It’ll be West Indies or Sri Lanka to face them but they’ll be favourites for the final whoever it is… And who could have imagined saying that after that abject defeat by England earlier in the tournament?
PHOTO: Pakistan’s Mohammad Aamer celebrates after catching South Africa’s Grame Smith during their ICC World Twenty20 cricket semi-final match at Trent Bridge cricket ground in Nottingham, England June 18, 2009. REUTERS/Philip Brow
Australia all-rounder Andrew Symonds is being sent home from the World Twenty20 tournament in England for disciplinary reasons, Cricket Australia (CA) has said.
CA chief executive James Sutherland told a hastily-arranged news conference in Melbourne broadcast on national television that Symonds had been ordered home for alcohol related issues.
If the result of a cricket one-day international is forgotten by most fans within a week the shelf life of Twenty20 memories must be measured in Mayfly proportions.
However, that does not mean that there is no value in the smash and crash of cricket’s newest format.
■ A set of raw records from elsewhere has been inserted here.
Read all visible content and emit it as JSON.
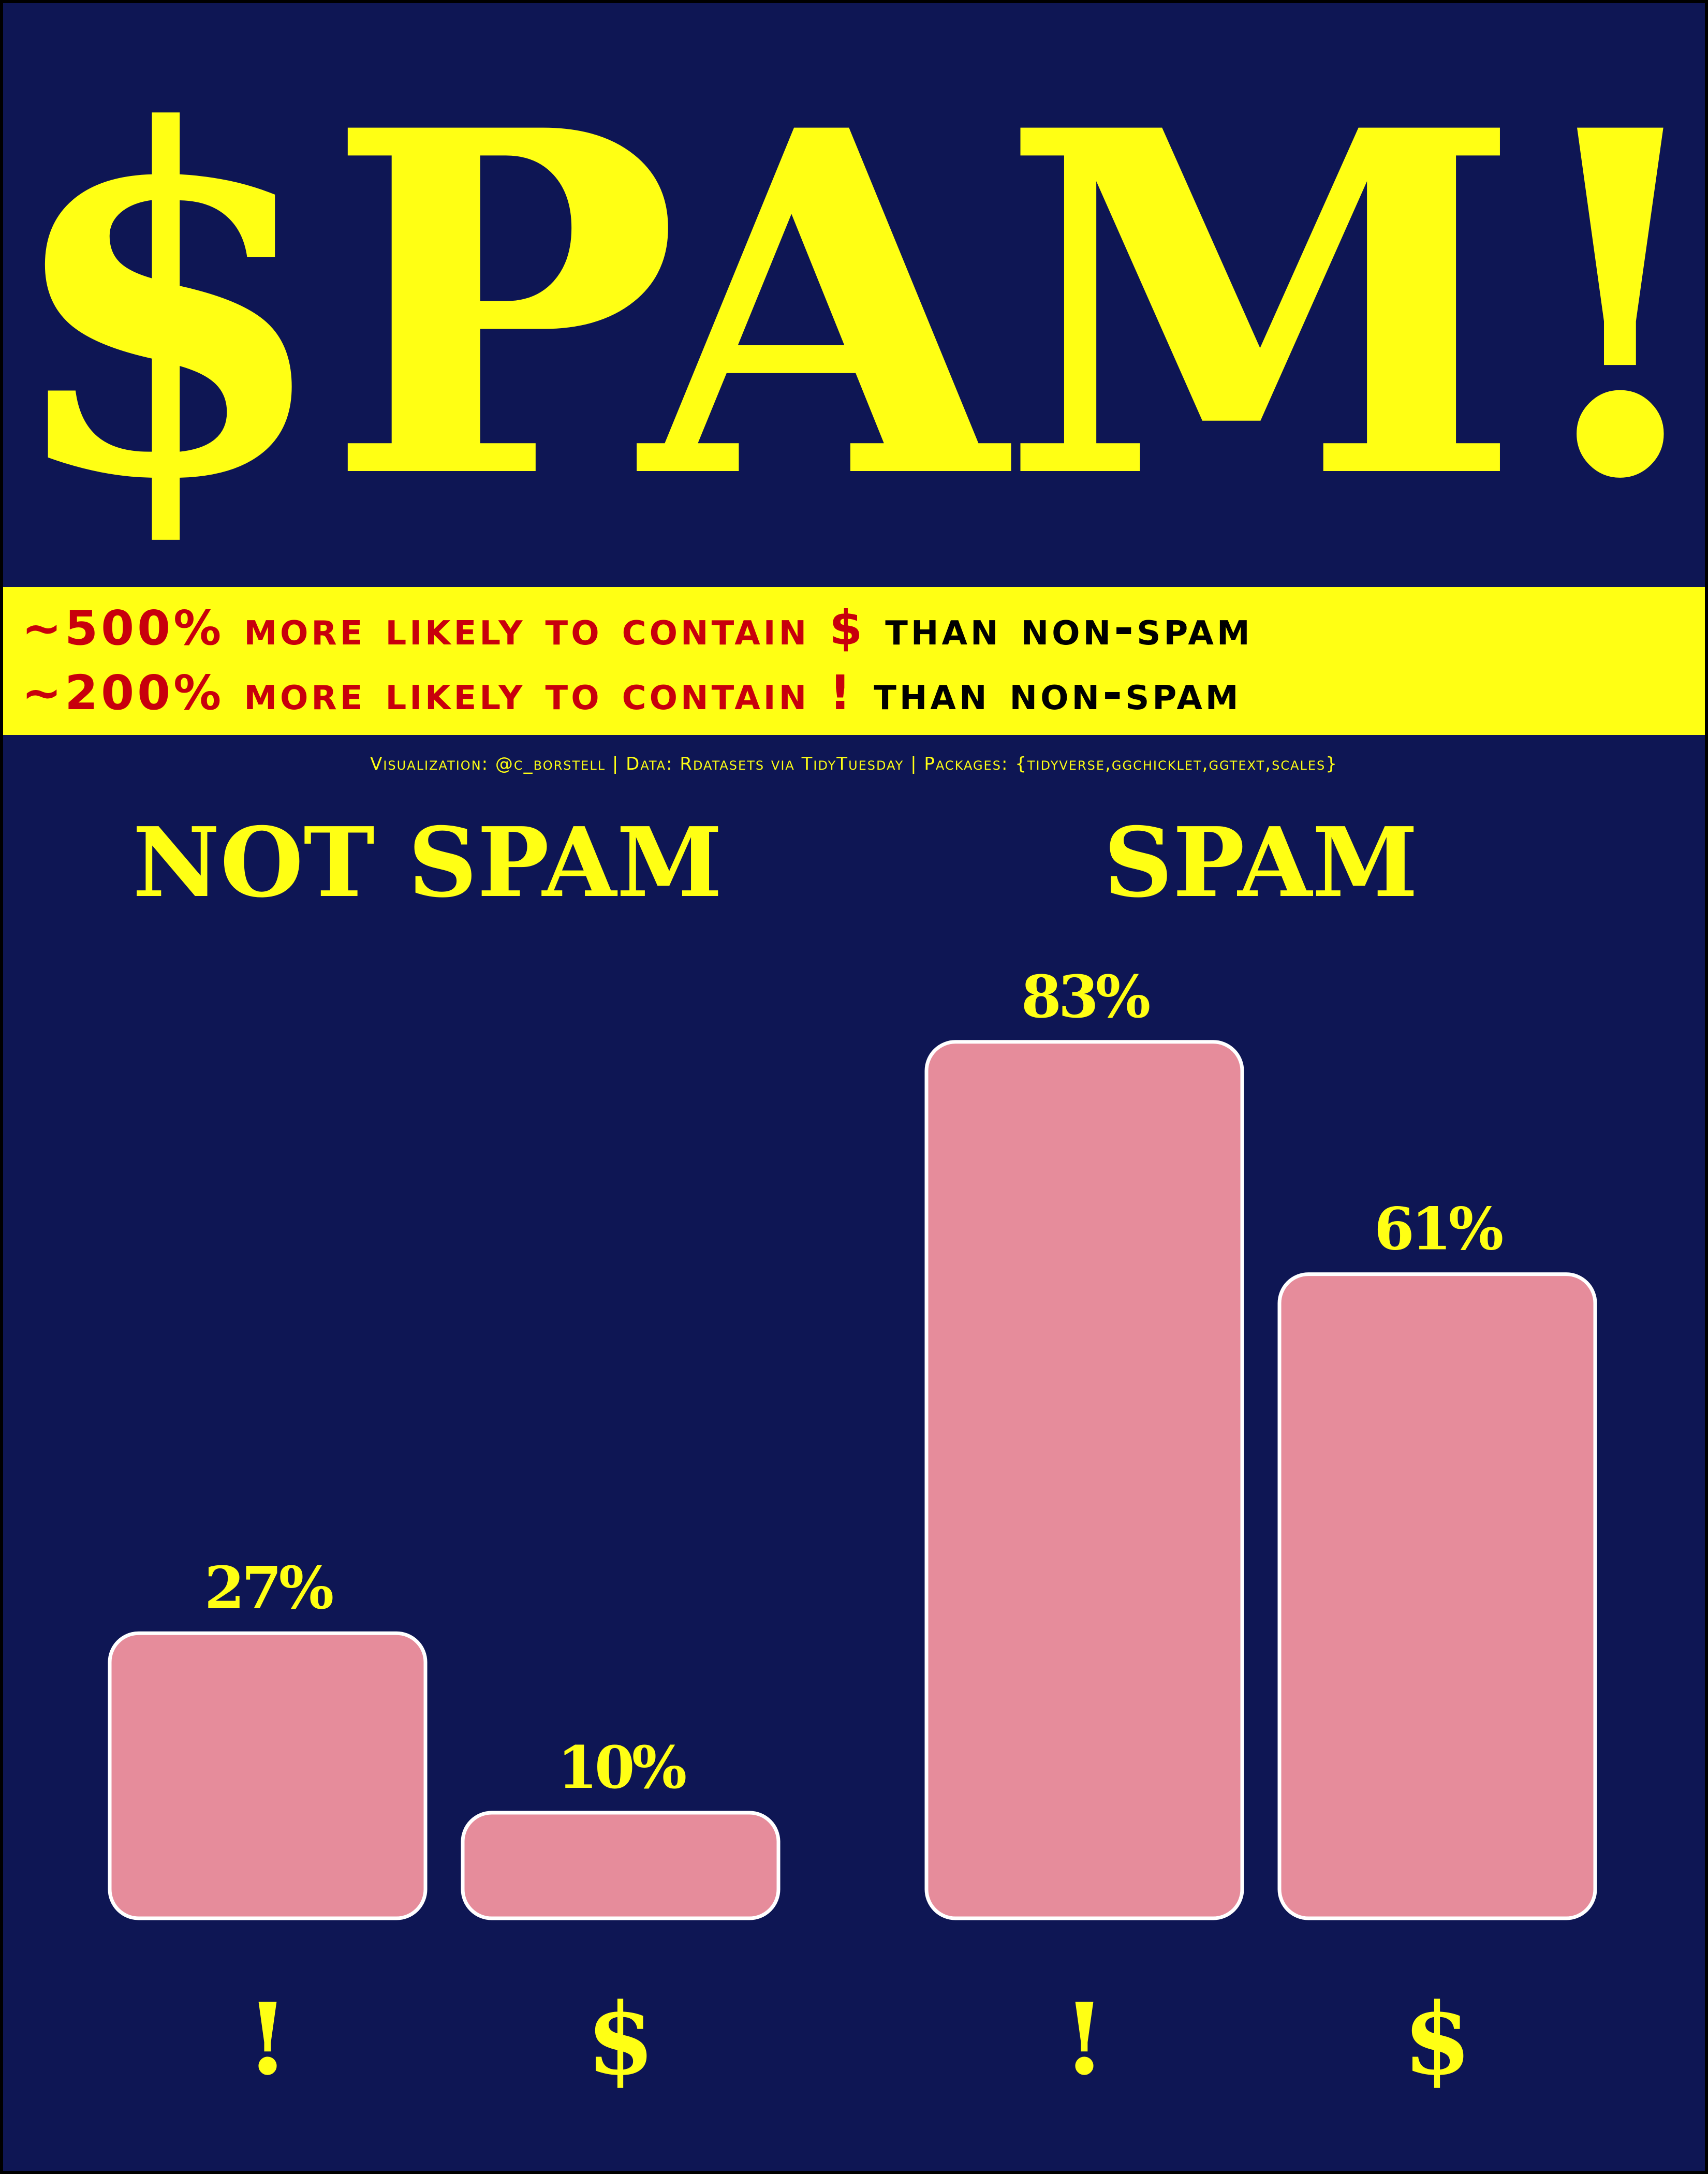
{
  "title": "$PAM!",
  "banner": {
    "line1": {
      "stat": "~500% more likely to contain $",
      "rest": "than non-spam"
    },
    "line2": {
      "stat": "~200% more likely to contain !",
      "rest": "than non-spam"
    }
  },
  "caption": "Visualization: @c_borstell | Data: Rdatasets via TidyTuesday | Packages: {tidyverse,ggchicklet,ggtext,scales}",
  "colors": {
    "background": "#0e1654",
    "accent": "#ffff14",
    "banner_red": "#c8000c",
    "bar_fill": "#e68c9b",
    "bar_outline": "#ffffff"
  },
  "chart_data": {
    "type": "bar",
    "facets": [
      "NOT SPAM",
      "SPAM"
    ],
    "categories": [
      "!",
      "$"
    ],
    "series": [
      {
        "facet": "NOT SPAM",
        "values": [
          27,
          10
        ],
        "labels": [
          "27%",
          "10%"
        ]
      },
      {
        "facet": "SPAM",
        "values": [
          83,
          61
        ],
        "labels": [
          "83%",
          "61%"
        ]
      }
    ],
    "ylim": [
      0,
      100
    ],
    "grid": false,
    "legend": "none",
    "bar_style": "rounded"
  }
}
Quite the opposite.
Cricket never had much of a reputation for embracing innovation but now the stately rhythm of the five-day Test is being elbowed out of the way by the hell-for-leather scramble of Twenty20 perhaps it’s no surprise that the Mongoose bat Stuart Law used on Tuesday has generated hardly a whimper of protest.
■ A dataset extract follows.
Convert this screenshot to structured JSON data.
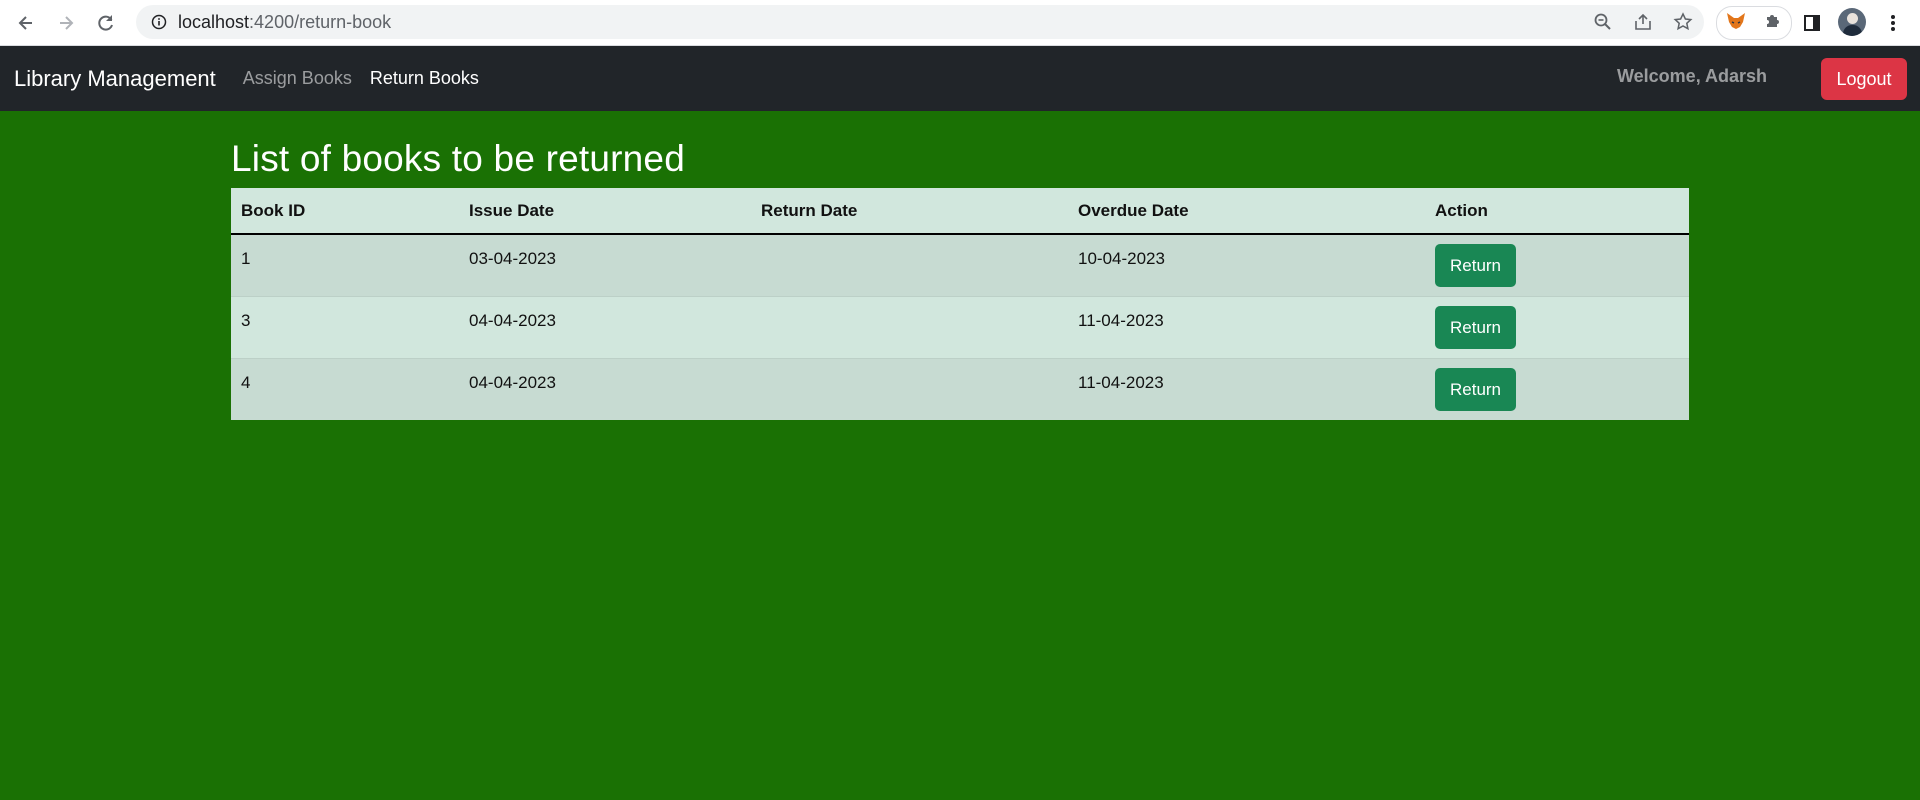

Midway through his innings for Derbyshire on Tuesday, Law switched to using the new Mongoose T20 bat, which, we are told, has a handle that’s 33 percent longer than the standard bat, but with hardly anything in the way of shoulder.
from AxisMundi Jerusalem:
For decades, the small number of cricket followers in Israel has been trying to clear up what is so far an unsolved mystery: Why the sport never took off in the country after the British lowered the Union Jack on pre-state Israel in 1948.
Cricket, along with golf, is probably the most enduring bequest of the British Empire to its former colonies, but definitely not in the Jewish state.
I saw this story and was very surprised. The usually mild-mannered Matthew Hoggard has hit out at his treatment after being dropped by the England cricket side 13 months ago.
“My contact with the ECB has been zero and so I’m completely and utterly not even thinking about a recall,” said the 32-year-old pace bowler, who was part of the attack which beat Australia in 2005.
Shane Warne didn’t conceal his contempt for coaches during his playing days. Coaches, Warne reckoned, were needed only to transport players to the ground.
In retirement, the great leg-spinner has not modified his views and is scathing, in particular, of the modern obsession with physical fitness.
Here’s Sports Pictures editor Greg Bos’s view: Photographer Phil Brown captured a superb action moment from the cricket match between England and the West Indies. He’s got the ball in the frame, the player with both feet off the ground and a clean dark background to make the image standout.
ORIGINAL CAPTION: West Indies’ Lendl Simmons reacts to an Amjad Khan bouncer during their cricket test match against England at Queen’s Park Oval in Port of Spain March 8, 2009. REUTERS/Philip Brown
While England’s opponents for the famous urn this summer used their last test match to bleed new talent before the Ashes, it comes as no surprise that England spurned the opportunity to do exactly the same with leg-spinner Adil Rashid.
This week’s attack on the Sri Lanka cricket team means Pakistan will be a no-go area for sports teams for years to come but the country will still be able to “host” matches elsewhere, with a “home” series already lined up against Australia in Dubai and Abu Dhabi.
It’s a good solution for the Pakistan Cricket Board, who will keep the team playing and generate much needed cash from the sale of the TV broadcasting rights, but I hope this is not the start of a trend.